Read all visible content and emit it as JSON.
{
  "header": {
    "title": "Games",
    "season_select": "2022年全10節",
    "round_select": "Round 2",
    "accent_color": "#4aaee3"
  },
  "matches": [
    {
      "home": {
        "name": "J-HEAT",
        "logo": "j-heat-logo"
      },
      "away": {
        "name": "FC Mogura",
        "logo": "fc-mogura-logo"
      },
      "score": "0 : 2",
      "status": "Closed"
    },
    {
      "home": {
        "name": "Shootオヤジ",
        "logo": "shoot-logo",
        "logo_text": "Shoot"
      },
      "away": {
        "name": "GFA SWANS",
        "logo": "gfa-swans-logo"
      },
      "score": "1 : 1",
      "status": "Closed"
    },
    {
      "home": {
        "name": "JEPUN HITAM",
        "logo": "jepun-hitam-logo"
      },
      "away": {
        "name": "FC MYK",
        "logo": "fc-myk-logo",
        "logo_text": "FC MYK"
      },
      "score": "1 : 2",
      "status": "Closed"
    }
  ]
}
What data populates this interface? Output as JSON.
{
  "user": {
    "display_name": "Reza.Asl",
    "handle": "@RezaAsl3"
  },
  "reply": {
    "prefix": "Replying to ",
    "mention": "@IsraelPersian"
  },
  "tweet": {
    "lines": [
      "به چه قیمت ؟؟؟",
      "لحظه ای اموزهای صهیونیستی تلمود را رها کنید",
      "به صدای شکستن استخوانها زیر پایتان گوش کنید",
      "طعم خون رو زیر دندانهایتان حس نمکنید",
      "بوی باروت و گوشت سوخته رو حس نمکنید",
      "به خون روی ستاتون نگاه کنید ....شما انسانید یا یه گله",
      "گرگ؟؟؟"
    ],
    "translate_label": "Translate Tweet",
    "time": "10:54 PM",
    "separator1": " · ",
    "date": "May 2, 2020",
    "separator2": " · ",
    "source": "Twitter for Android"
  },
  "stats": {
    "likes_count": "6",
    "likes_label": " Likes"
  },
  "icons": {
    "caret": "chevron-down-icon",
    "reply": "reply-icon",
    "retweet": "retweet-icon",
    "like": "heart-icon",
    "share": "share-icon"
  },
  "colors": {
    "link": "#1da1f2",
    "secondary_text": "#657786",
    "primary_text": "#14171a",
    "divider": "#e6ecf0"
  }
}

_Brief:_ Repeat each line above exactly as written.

_Output below:_
Read all visible content and emit it as JSON.
{
  "header": {
    "title": "Games",
    "season_select": "2022年全10節",
    "round_select": "Round 2",
    "accent_color": "#4aaee3"
  },
  "matches": [
    {
      "home": {
        "name": "J-HEAT",
        "logo": "j-heat-logo"
      },
      "away": {
        "name": "FC Mogura",
        "logo": "fc-mogura-logo"
      },
      "score": "0 : 2",
      "status": "Closed"
    },
    {
      "home": {
        "name": "Shootオヤジ",
        "logo": "shoot-logo",
        "logo_text": "Shoot"
      },
      "away": {
        "name": "GFA SWANS",
        "logo": "gfa-swans-logo"
      },
      "score": "1 : 1",
      "status": "Closed"
    },
    {
      "home": {
        "name": "JEPUN HITAM",
        "logo": "jepun-hitam-logo"
      },
      "away": {
        "name": "FC MYK",
        "logo": "fc-myk-logo",
        "logo_text": "FC MYK"
      },
      "score": "1 : 2",
      "status": "Closed"
    }
  ]
}
What data populates this interface? Output as JSON.
{
  "user": {
    "display_name": "Reza.Asl",
    "handle": "@RezaAsl3"
  },
  "reply": {
    "prefix": "Replying to ",
    "mention": "@IsraelPersian"
  },
  "tweet": {
    "lines": [
      "به چه قیمت ؟؟؟",
      "لحظه ای اموزهای صهیونیستی تلمود را رها کنید",
      "به صدای شکستن استخوانها زیر پایتان گوش کنید",
      "طعم خون رو زیر دندانهایتان حس نمکنید",
      "بوی باروت و گوشت سوخته رو حس نمکنید",
      "به خون روی ستاتون نگاه کنید ....شما انسانید یا یه گله",
      "گرگ؟؟؟"
    ],
    "translate_label": "Translate Tweet",
    "time": "10:54 PM",
    "separator1": " · ",
    "date": "May 2, 2020",
    "separator2": " · ",
    "source": "Twitter for Android"
  },
  "stats": {
    "likes_count": "6",
    "likes_label": " Likes"
  },
  "icons": {
    "caret": "chevron-down-icon",
    "reply": "reply-icon",
    "retweet": "retweet-icon",
    "like": "heart-icon",
    "share": "share-icon"
  },
  "colors": {
    "link": "#1da1f2",
    "secondary_text": "#657786",
    "primary_text": "#14171a",
    "divider": "#e6ecf0"
  }
}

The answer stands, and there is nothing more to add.